Macroeconomic performance and outlook
At 2.9%, real GDP growth in 2019 continued to decelerate. Water stress limited the performance of the agricultural sector, which involves about 46% of the active population. And growth was slow in the eurozone (76% of Morocco’s trade). But since 2013, there has been greater impetus in diversifying exports in global value chains—automobiles (up 13%), agrifood (8.2%), aviation (10.1%), and electronics (6%).
Since 2013, the secondary sector’s share of GDP has remained fairly constant (26.1% on average). The share of agriculture in GDP stagnated at 12.4% on average, despite the Moroccan Green Plan, with its goal of promoting agriculture and linking it more closely to industry. The unchanging GDP composition reflects the low productivity of agriculture and industry.
Efforts to improve macroeconomic conditions in 2019 will continue into 2020 and 2021. Budget policy will aim to accommodate a fall in grants from the Gulf Cooperation Council (GCC), rising social spending for more inclusive development, and more rigorous and prudent debt management. The fiscal deficit, financed by the domestic market, dropped to 3.6% of GDP in 2019 and should fall to 3.3% in 2021 with better fiscal performance and spending controls. The debt of state-owned enterprises was estimated at 16% of GDP in 2018.
The restructuring of the debt portfolio with the GCC, which represented 4% of the treasury’s outstanding debt in 2018, is being expedited to limit the effects on currency volatility.
As a result of stronger real GDP growth, treasury debt, estimated at 65.3% of GDP in 2018, should fall to 65.1% in 2019, and to 63.1% in 2021. The current account deficit, 5.5% of GDP in 2018 due to the oil bill and capital goods imports, should fall gradually from 4.6% in 2019 to 3.9% in 2020 and 3.7% in 2021. Inflation is projected at about 1.0% for 2020–21.
Tailwinds and headwinds
The medium-term outlook remains positive, and real GDP growth should rebound to 3.7% in 2020 and reach 3.9% in 2021.
The country’s location can serve as a strategic hub for foreign companies looking to operate or set up business in Africa.
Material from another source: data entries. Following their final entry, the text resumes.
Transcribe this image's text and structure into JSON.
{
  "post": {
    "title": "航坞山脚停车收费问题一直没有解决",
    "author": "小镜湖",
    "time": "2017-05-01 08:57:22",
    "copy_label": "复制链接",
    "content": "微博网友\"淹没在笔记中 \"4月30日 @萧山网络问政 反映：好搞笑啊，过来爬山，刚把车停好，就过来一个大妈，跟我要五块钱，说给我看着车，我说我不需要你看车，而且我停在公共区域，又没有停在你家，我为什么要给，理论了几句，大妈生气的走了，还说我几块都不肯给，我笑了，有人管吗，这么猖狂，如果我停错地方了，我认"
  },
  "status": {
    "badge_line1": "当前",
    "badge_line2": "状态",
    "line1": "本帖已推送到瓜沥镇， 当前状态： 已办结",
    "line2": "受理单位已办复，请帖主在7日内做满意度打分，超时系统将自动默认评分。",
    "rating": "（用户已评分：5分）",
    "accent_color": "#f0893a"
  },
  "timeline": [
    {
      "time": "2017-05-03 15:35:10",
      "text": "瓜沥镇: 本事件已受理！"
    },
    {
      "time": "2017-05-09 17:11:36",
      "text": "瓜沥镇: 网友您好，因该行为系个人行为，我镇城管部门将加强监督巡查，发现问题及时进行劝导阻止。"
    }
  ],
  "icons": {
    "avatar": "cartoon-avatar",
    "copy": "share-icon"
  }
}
The amended law on public–private partnerships and the advanced regionalization policy offer new investment opportunities. But the agricultural sector’s strong dependence on the climate could be a drag on growth.
The country faces three major structural challenges. First is developing human capital through education and training that correspond to the needs of the private sector. Second is rationalizing and optimizing the social protection system, which costs 3% of GDP, compared with 2% in other middle-income countries. And third is removing rigidities in the labor market to reduce youth unemployment.
Opening trade and services still controlled by state-owned enterprises to the private sector would promote competitiveness and reinvigorate the productivity of labor and capital inputs. And strengthening governance would increase the effectiveness of public activities and reduce spatial inequalities.